After picking up 29 boxes of books at my Minneapolis warehouse and with Nelly’s suspension heavily loaded down on her rear wheels, I dropped off 15 books ordered by the Hmong American Farmers Association (HAFA) at their St. Paul headquarters in Minnesota. HAFA is a really worthy organization, formed on the premise that family farming could be a way of the future for Hmong immigrant farmers in the Twin Cities area, as well as a way of the past, and they are dedicated to advancing their prosperity through advocacy, cooperation, and building skills. HAFA has been a terrific supporter of the book as well (it is mentioned in my sidebar essay about Hmong farmers).
And then it was off to Washington, DC for my first signing, where I visited Common Good City Farm, a half-acre urban farm in the heart of the nation’s capital, situated in a city park in a low-income neighborhood. The farm shares the grounds with not only the park and playground but also a community garden tended by local residents. The farm, which began in 2008 in its current location, now provides food for the neighborhood (often on a sliding scale for those who cannot afford much), engages youth and students in their garden workshops and youth programs, and serves people at the nearby farmers market. It is also mentioned in my book in the sidebar essay titled “Hands-On Learning on the Farm and at School.”
Although it is not my intent to get political in this blog, sometimes it is hard not to be, especially when faced with such stark evidence of the haves versus the have-nots staring you so closely in the face. During my one night in DC, I had booked a surprisingly inexpensive hotel room in Embassy Row, a beautiful neighborhood in the Kalorama area known for its concentration of embassies and consulates. It is charmed universe, filled with elegant tree-lined streets and stately, multimillion-dollar homes where diplomats, politicians, and a veritable Who’s Who in DC power circles reside.
But scarcely two miles away is this little urban farm growing food for people who survive on the very cheapest (often highly processed and unhealthful) food they can buy, and if it weren’t for this farm, they would likely have almost no fresh vegetables in their diet. While I was there, cops stopped by, checking out an incident in the next-door park, and the farm manager also quietly reported to another farm worker that a handgun had been found buried in the soil when their volunteers were digging in the garden, and to call the police to report it. It is a neighborhood that is obviously no stranger to crime, drugs, poverty, gangs, and basic social and physical needs of their residents on so many levels.
Yet, a couple miles away lives the leader of one of the wealthiest nations in the world, as well as people who live in a universe unfathomable to these folks. When I hear about the millions upon millions of dollars that are raised to finance presidential campaigns in election years like this one, I wonder just how many people could be fed or children educated in America with that money. Seriously, we could eradicate a significant chunk of America’s hunger issues by using those sums (or even part of them) toward farms like this one and to implement lasting, sustainable food programs in towns across the country.

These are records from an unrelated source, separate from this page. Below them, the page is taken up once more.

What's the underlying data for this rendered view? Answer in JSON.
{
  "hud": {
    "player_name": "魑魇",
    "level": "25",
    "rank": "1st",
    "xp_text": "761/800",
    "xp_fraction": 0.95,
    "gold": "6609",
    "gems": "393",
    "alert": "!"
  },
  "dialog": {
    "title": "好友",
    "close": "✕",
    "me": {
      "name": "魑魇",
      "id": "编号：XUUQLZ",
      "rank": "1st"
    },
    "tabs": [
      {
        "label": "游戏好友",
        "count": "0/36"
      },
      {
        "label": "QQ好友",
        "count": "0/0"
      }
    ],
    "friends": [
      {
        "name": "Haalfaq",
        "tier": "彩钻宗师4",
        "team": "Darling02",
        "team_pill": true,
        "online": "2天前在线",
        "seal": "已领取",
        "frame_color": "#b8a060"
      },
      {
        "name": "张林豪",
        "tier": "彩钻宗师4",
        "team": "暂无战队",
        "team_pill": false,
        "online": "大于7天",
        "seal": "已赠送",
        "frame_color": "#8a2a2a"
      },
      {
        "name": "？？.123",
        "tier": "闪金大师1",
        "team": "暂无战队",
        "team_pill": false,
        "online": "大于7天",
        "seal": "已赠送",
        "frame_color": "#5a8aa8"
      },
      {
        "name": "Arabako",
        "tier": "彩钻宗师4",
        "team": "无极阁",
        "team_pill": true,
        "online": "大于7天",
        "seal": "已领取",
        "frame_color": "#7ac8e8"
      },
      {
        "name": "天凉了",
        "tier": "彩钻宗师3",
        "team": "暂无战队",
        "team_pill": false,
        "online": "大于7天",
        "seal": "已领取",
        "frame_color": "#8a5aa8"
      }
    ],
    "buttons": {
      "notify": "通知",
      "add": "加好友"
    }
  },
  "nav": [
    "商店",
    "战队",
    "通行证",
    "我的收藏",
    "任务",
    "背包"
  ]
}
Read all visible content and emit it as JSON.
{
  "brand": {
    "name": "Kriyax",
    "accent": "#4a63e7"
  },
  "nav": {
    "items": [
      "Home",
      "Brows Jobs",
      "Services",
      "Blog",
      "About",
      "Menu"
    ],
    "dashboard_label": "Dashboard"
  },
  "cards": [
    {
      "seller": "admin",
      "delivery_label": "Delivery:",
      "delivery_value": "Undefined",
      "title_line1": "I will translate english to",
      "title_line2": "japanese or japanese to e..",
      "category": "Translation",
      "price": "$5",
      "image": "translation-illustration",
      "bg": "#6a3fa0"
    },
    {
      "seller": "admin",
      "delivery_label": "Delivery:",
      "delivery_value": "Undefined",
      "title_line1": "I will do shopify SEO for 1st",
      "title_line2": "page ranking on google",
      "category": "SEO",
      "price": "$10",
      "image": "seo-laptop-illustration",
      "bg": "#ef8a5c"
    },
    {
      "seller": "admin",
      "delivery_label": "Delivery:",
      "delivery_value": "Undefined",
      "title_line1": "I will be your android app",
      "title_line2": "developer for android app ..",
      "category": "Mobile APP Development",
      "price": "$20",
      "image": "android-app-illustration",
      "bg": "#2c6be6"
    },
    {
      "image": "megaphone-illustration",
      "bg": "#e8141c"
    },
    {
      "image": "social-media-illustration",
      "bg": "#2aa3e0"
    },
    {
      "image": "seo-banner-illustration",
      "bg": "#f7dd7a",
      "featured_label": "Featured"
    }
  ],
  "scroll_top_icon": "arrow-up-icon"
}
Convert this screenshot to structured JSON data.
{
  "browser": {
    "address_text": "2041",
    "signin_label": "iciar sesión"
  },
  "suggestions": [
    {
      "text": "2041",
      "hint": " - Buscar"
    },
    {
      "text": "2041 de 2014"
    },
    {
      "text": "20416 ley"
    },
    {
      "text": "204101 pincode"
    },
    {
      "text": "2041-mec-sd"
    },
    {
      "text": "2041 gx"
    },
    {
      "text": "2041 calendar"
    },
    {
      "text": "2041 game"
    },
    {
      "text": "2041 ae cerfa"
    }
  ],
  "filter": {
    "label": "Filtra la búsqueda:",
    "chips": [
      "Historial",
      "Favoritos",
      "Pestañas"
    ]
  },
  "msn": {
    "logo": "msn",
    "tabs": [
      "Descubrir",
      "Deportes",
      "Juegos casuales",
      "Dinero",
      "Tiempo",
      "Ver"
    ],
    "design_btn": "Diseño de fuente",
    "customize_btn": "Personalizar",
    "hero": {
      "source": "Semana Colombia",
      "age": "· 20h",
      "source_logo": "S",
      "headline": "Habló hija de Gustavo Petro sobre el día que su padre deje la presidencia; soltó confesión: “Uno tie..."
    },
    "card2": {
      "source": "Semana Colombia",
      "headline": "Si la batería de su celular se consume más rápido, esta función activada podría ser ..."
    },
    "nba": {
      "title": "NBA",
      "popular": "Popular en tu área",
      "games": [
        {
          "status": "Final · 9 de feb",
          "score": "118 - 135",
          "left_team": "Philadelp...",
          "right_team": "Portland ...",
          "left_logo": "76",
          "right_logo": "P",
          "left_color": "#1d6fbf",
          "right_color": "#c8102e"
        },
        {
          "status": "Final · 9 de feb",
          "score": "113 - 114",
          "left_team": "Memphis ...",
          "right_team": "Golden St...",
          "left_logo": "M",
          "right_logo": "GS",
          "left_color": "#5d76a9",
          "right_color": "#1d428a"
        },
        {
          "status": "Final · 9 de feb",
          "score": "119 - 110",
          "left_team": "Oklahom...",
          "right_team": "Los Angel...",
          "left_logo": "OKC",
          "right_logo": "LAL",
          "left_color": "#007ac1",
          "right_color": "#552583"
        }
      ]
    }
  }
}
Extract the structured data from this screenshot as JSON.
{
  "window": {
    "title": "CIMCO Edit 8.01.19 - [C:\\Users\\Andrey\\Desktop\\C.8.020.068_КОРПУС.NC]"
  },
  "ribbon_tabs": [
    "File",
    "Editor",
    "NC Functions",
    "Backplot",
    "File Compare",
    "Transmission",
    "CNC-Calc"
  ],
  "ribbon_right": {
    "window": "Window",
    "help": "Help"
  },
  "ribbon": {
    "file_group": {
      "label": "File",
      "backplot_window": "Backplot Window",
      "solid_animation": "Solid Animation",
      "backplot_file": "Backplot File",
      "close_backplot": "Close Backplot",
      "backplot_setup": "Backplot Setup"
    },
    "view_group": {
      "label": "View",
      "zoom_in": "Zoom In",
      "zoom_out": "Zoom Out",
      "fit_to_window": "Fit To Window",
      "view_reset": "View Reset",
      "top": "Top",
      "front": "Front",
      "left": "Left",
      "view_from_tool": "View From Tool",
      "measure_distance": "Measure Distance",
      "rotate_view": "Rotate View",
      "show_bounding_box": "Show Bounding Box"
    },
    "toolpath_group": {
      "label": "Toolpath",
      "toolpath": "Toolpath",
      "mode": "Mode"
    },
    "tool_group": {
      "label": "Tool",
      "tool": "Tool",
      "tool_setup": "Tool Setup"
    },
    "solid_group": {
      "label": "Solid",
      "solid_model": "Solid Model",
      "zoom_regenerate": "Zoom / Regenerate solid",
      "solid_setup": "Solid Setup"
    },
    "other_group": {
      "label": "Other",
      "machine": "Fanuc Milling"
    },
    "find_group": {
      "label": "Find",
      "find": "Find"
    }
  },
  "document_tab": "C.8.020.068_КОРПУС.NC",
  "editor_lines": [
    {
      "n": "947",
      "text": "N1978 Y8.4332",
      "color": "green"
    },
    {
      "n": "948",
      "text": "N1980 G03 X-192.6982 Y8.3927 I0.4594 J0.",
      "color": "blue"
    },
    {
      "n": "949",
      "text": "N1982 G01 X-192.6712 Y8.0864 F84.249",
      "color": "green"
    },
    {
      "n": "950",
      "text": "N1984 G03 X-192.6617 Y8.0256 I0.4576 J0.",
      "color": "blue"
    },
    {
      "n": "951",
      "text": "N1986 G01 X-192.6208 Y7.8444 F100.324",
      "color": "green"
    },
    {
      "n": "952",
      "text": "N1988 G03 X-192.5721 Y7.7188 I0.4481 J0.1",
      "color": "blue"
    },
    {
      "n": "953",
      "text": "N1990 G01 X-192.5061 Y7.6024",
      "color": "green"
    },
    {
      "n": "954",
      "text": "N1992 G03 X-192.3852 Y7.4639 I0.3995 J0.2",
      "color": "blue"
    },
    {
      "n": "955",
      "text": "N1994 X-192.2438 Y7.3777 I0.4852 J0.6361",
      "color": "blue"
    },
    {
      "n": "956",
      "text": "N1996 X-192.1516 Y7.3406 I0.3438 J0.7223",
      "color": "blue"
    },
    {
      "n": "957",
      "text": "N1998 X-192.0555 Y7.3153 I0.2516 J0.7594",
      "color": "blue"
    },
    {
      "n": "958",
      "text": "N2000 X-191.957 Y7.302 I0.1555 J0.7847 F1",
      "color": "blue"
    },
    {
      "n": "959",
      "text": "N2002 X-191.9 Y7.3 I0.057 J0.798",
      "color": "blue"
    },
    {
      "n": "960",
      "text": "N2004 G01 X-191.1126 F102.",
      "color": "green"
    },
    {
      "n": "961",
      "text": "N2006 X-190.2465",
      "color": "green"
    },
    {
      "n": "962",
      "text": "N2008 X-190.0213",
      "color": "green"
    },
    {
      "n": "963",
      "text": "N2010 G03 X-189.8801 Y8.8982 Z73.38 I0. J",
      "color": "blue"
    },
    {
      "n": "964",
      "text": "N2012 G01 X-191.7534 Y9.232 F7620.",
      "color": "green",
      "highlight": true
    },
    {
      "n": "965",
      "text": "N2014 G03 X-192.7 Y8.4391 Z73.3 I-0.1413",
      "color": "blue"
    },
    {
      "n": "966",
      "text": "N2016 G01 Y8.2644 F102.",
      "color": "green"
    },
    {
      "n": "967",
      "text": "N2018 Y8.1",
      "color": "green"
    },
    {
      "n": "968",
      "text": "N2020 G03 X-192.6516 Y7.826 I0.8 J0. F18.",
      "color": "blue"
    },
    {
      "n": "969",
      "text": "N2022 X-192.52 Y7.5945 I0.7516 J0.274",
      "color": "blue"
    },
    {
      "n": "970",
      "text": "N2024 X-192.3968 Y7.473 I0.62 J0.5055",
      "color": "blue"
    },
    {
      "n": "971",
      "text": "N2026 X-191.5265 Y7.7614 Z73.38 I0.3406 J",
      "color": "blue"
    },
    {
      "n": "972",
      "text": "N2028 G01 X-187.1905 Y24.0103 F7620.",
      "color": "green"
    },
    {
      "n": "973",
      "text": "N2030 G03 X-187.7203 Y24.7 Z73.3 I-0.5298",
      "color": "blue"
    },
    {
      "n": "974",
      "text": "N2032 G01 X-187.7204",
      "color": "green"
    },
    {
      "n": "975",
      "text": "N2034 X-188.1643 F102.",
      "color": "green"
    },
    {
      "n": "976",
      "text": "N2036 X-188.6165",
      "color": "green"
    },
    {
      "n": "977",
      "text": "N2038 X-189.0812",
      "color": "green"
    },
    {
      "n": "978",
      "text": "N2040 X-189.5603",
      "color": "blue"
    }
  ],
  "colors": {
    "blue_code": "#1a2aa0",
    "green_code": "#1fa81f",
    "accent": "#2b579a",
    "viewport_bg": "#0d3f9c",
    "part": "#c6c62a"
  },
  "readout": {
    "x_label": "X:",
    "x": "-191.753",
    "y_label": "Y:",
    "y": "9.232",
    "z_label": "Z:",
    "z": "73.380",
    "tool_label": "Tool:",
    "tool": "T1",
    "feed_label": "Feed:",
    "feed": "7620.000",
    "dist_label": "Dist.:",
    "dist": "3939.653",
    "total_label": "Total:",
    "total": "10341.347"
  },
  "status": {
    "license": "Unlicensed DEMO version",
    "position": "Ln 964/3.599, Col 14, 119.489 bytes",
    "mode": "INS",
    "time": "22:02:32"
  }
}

Still, farms like Common Good and the efforts of countless individuals working and volunteering really are making a difference, and the fruits of their labors do not go unnoticed or unappreciated. This tiny farm is flourishing, and interest is greater than ever in what it does and the food, herbs, education, and youth support it provides.
On another note, one of the perks about doing talks and signings at farms is the wonderful produce that I am sometimes given as a parting gift. Before I left, I was handed two enormous bunches of kale and some of the most beautiful cherries I have ever seen, just picked from their single tree. More on their fate in my next post.